● **Instructions for the task**
A complete answer lists every line of the entries below where the string "this" appears.
(Input data)
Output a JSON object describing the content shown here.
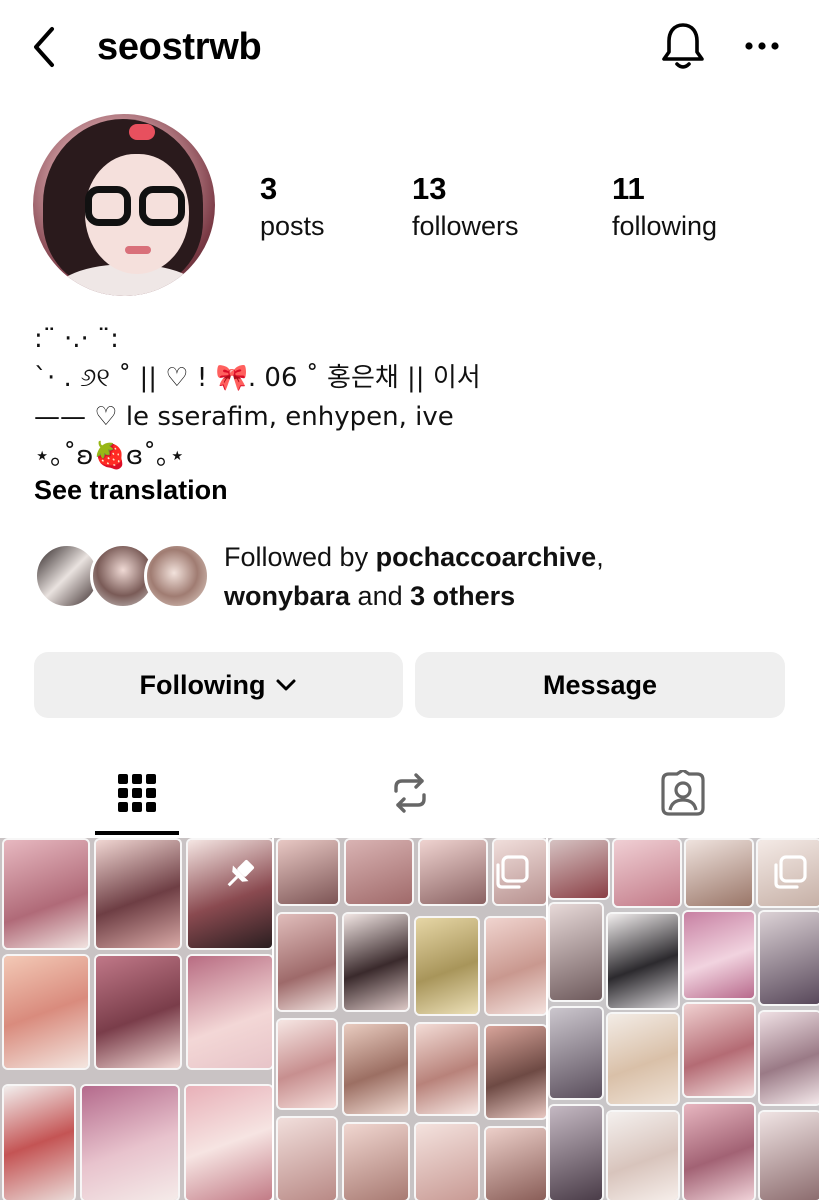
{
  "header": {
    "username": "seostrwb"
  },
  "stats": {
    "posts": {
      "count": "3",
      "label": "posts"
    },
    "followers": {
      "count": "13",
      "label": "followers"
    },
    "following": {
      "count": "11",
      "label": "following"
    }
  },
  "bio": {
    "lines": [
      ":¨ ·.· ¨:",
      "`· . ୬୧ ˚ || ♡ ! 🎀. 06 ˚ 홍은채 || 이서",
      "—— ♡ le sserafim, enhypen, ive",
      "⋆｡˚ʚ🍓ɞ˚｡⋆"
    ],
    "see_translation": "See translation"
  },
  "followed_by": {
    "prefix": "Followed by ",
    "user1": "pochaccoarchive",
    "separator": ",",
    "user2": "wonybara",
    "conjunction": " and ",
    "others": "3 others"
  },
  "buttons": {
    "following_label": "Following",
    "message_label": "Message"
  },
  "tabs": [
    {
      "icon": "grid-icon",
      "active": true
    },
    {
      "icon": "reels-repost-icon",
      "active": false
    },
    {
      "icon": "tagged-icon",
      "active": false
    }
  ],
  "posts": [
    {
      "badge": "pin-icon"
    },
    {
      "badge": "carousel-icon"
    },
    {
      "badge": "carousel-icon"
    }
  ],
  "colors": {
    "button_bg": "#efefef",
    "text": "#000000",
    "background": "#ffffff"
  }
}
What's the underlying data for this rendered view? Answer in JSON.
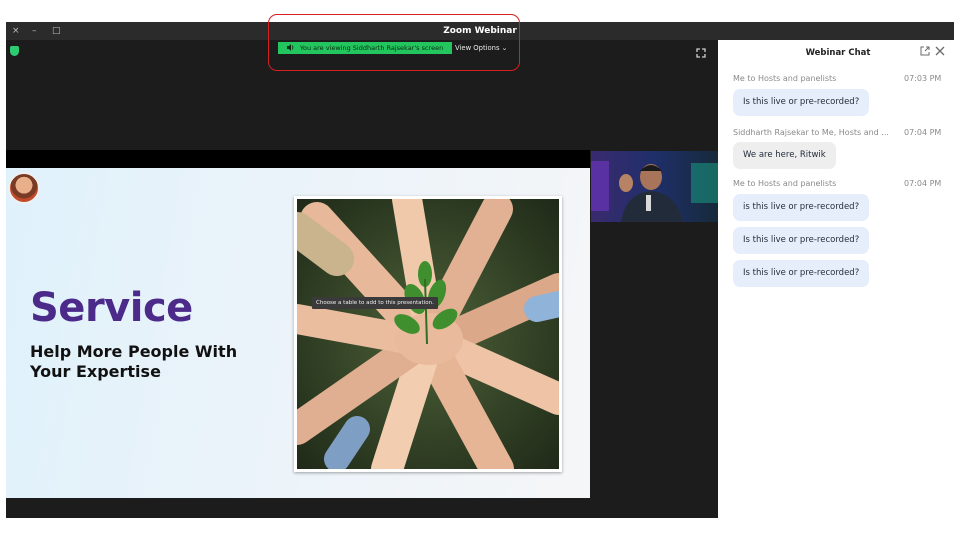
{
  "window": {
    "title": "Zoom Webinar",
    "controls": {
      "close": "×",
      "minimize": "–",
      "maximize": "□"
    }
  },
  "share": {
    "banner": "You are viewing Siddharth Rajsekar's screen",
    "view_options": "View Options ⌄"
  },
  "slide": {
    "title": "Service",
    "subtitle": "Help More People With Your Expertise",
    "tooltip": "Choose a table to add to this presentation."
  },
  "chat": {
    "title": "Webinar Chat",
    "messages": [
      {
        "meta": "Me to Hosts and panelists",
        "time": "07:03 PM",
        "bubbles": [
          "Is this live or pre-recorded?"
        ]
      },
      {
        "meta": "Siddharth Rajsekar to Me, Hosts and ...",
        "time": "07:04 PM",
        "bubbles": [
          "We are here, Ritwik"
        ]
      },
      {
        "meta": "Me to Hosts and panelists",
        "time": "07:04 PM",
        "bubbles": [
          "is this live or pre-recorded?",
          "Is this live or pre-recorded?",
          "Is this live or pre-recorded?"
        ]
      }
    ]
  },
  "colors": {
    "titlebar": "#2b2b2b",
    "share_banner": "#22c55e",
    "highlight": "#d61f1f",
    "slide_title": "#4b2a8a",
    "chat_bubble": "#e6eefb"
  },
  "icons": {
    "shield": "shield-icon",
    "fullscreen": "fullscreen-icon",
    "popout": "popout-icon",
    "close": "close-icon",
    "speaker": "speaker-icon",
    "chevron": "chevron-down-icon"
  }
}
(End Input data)
● **Reply to the exercise**
What's the underlying data for this rendered view? Answer in JSON.
    "tooltip": "Choose a table to add to this presentation."
          "Is this live or pre-recorded?"
          "is this live or pre-recorded?",
          "Is this live or pre-recorded?",
          "Is this live or pre-recorded?"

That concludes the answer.